If you want to introduce some new foods to the family table but are not sure where to start, we’ve gone ahead and done the work for you. We have come up with five unusual food items that are increasingly easy to find in the grocery store. So read on to learn about the health benefits of each item and find quick and easy ways to try them out in your kitchen.
Five Ethnic Ingredients and Their Uses
Although it is much less common that cow’s milk in the US, goat’s milk is the dominant type of milk consumed in other parts of the world. The fat globules in goat’s milk are smaller than those in cow’s milk and do not separate by floating to the surface, so there is no need for homogenization. Individuals who cannot tolerate cow’s milk have sometimes been able to consume goat’s milk with no problems; the reasons for this are still being investigated in scientific studies. Good quality goat’s milk should have a slightly sweet and sometimes salty taste, not the muskiness many of us associate with goat cheese. Goat’s milk is a very good source of calcium as well as a number of other nutrients, including riboflavin, phosphorus, and potassium.
Greek yogurt, in a nutshell, is yogurt that has been strained to remove the liquid (whey), and has no other additives (stabilizers or preservatives) added. The resulting product is thicker and has a creamier mouthfeel than regular North-American yogurt. In Greece and other parts of the world where it is common, the milk used for making yogurt tends to have a higher milkfat content than what is available to us domestically. Our highest milkfat level (what you’d find in whole milk) is 3.25%, while Greek yogurt has 5% or even 9% milkfat. There are smaller dairy farms that sell yogurt with higher milkfat content but availability varies by region.

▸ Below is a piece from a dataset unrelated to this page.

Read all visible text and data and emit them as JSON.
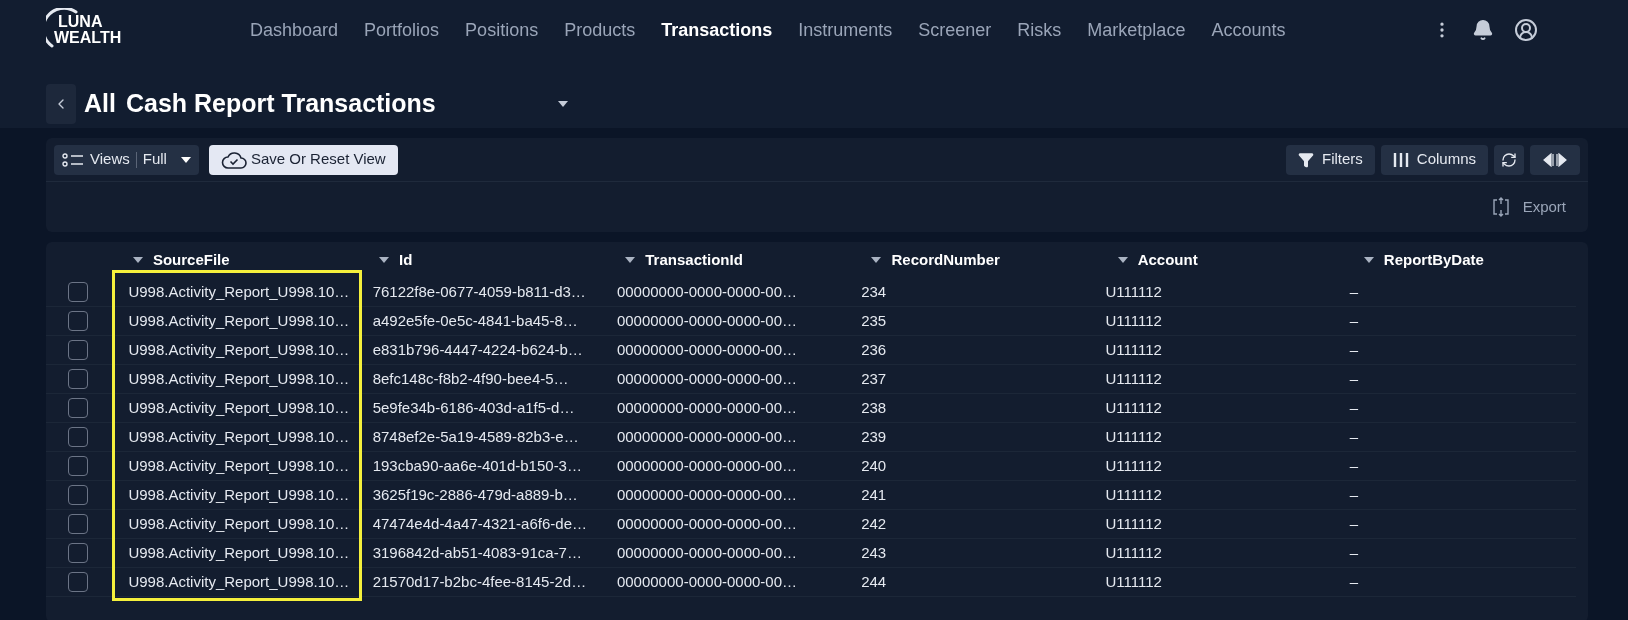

Like regular yogurt, Greek yogurt supplies beneficial bugs to the digestive system.
Dal is a South Asian term referring to various dried pulses or legumes (beans, peas or lentils). It also refers to the final dish made from these legumes. Various versions of dal dishes exist in South Asian cultures such as Indian, Pakistani, or Bangladeshi. Examples include thick stews, soups, and paste served with rice, vegetables, or flat breads such as roti. As is to be expected of legumes, dal is a great vegetarian source of protein and fiber. Common preparation of dal often involves boiling the dal with spices. If you want to give this a try, start your experiment with familiar spices such as a combination of onion and garlic or garlic and ginger, as well as turmeric, cumin, or coriander.

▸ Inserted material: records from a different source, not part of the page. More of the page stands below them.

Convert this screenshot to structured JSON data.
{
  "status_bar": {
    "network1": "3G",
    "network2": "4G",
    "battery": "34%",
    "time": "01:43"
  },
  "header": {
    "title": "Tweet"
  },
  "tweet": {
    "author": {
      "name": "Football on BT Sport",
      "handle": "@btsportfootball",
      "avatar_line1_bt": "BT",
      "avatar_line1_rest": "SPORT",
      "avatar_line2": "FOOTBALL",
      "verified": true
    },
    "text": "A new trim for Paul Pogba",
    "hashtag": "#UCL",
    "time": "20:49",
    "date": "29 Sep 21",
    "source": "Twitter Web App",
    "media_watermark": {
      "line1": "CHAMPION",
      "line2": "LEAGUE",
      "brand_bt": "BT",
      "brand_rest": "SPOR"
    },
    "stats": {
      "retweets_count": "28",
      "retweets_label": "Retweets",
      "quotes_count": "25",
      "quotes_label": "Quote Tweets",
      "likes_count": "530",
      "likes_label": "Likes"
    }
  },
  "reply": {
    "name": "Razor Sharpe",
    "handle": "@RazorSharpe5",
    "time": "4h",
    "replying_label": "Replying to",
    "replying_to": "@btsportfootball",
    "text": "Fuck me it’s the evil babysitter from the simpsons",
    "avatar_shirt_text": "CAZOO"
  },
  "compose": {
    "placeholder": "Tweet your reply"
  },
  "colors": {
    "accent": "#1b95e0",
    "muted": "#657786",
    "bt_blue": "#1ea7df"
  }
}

Tempeh is made from soybeans but undergoes a completely different preparation process from tofu. The soybeans are mixed with a specific type of mold and left to ferment in a controlled environment. As a result, tempeh has a much firmer texture and stronger taste than tofu. Per serving, it contains more protein, carbohydrate, riboflavin, niacin, and manganese than tofu. In Indonesia, where it is truly a staple and a popular meatless protein source, tempeh is sold in rectangular “bricks” layered with banana leaves. Traditional preparation of tempeh often involves marinating it with spices like minced garlic, tamarind, and turmeric, to get rid of the “fermented” aftertaste. In the US, you can usually find tempeh sold as blocks wrapped in plastic in the freezer section of the grocery store. Tempeh would be great marinated and grilled as a completely vegetarian burger patty.
Sunchoke or Jerusalem artichoke
Despite the name, this plant does not come from Jerusalem and is not related to artichoke. It is actually a species of sunflower that is prized for its root (tuber). The main carbohydrate in sunchoke is inulin, a prebiotic that is broken down by bacteria in the gut to form short-chain fatty acids that have been shown to fight certain cancers. Because of the high inulin content, sunchoke also has a low glycemic index (GI) and is therefore favored by those seeking an alternative to higher-GI tubers like potatoes. Sunchoke can be eaten raw or cooked. When raw, it has a taste similar to jicama or water chestnuts, which makes it a great addition in salads. When cooked, it has a texture similar to potato with a hint of nuttiness and sweetness. Like many root vegetables, it is a good source of potassium, fiber, and some of the B vitamins.
Sofia believes in bringing back fun and pleasure into everyday eating. She loves cooking, and is constantly experimenting with ingredients, creating recipes and trying them out on family and friends. Her latest interest lies in finding realistic and practical ways of environmentally-friendly food/eating habits.